#### Assigned task:
Please reproduce every entry below without omitting a single line.

Entries supplied Block Start

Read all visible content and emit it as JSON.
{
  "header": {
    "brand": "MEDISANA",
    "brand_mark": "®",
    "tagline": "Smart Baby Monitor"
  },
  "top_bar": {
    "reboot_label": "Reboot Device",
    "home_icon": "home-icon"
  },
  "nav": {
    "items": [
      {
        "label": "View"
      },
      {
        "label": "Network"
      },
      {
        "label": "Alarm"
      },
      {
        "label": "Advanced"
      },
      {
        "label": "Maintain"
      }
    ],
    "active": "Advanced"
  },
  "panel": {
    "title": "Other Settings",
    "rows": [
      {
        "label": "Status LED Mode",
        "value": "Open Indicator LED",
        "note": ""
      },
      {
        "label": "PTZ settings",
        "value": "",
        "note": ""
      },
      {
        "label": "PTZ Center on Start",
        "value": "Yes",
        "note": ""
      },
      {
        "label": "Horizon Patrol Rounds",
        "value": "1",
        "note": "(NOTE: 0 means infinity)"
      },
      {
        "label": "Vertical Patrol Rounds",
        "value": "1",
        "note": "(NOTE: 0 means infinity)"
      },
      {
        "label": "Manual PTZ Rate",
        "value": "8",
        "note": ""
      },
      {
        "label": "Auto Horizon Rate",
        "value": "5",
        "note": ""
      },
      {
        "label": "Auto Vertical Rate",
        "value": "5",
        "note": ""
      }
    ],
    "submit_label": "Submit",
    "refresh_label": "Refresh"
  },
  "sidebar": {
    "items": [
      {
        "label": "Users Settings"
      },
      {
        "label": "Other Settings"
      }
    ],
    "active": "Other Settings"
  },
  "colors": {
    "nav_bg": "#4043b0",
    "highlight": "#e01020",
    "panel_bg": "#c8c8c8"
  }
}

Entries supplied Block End

#### Response to this task:
Read all visible content and emit it as JSON.
{
  "header": {
    "brand": "MEDISANA",
    "brand_mark": "®",
    "tagline": "Smart Baby Monitor"
  },
  "top_bar": {
    "reboot_label": "Reboot Device",
    "home_icon": "home-icon"
  },
  "nav": {
    "items": [
      {
        "label": "View"
      },
      {
        "label": "Network"
      },
      {
        "label": "Alarm"
      },
      {
        "label": "Advanced"
      },
      {
        "label": "Maintain"
      }
    ],
    "active": "Advanced"
  },
  "panel": {
    "title": "Other Settings",
    "rows": [
      {
        "label": "Status LED Mode",
        "value": "Open Indicator LED",
        "note": ""
      },
      {
        "label": "PTZ settings",
        "value": "",
        "note": ""
      },
      {
        "label": "PTZ Center on Start",
        "value": "Yes",
        "note": ""
      },
      {
        "label": "Horizon Patrol Rounds",
        "value": "1",
        "note": "(NOTE: 0 means infinity)"
      },
      {
        "label": "Vertical Patrol Rounds",
        "value": "1",
        "note": "(NOTE: 0 means infinity)"
      },
      {
        "label": "Manual PTZ Rate",
        "value": "8",
        "note": ""
      },
      {
        "label": "Auto Horizon Rate",
        "value": "5",
        "note": ""
      },
      {
        "label": "Auto Vertical Rate",
        "value": "5",
        "note": ""
      }
    ],
    "submit_label": "Submit",
    "refresh_label": "Refresh"
  },
  "sidebar": {
    "items": [
      {
        "label": "Users Settings"
      },
      {
        "label": "Other Settings"
      }
    ],
    "active": "Other Settings"
  },
  "colors": {
    "nav_bg": "#4043b0",
    "highlight": "#e01020",
    "panel_bg": "#c8c8c8"
  }
}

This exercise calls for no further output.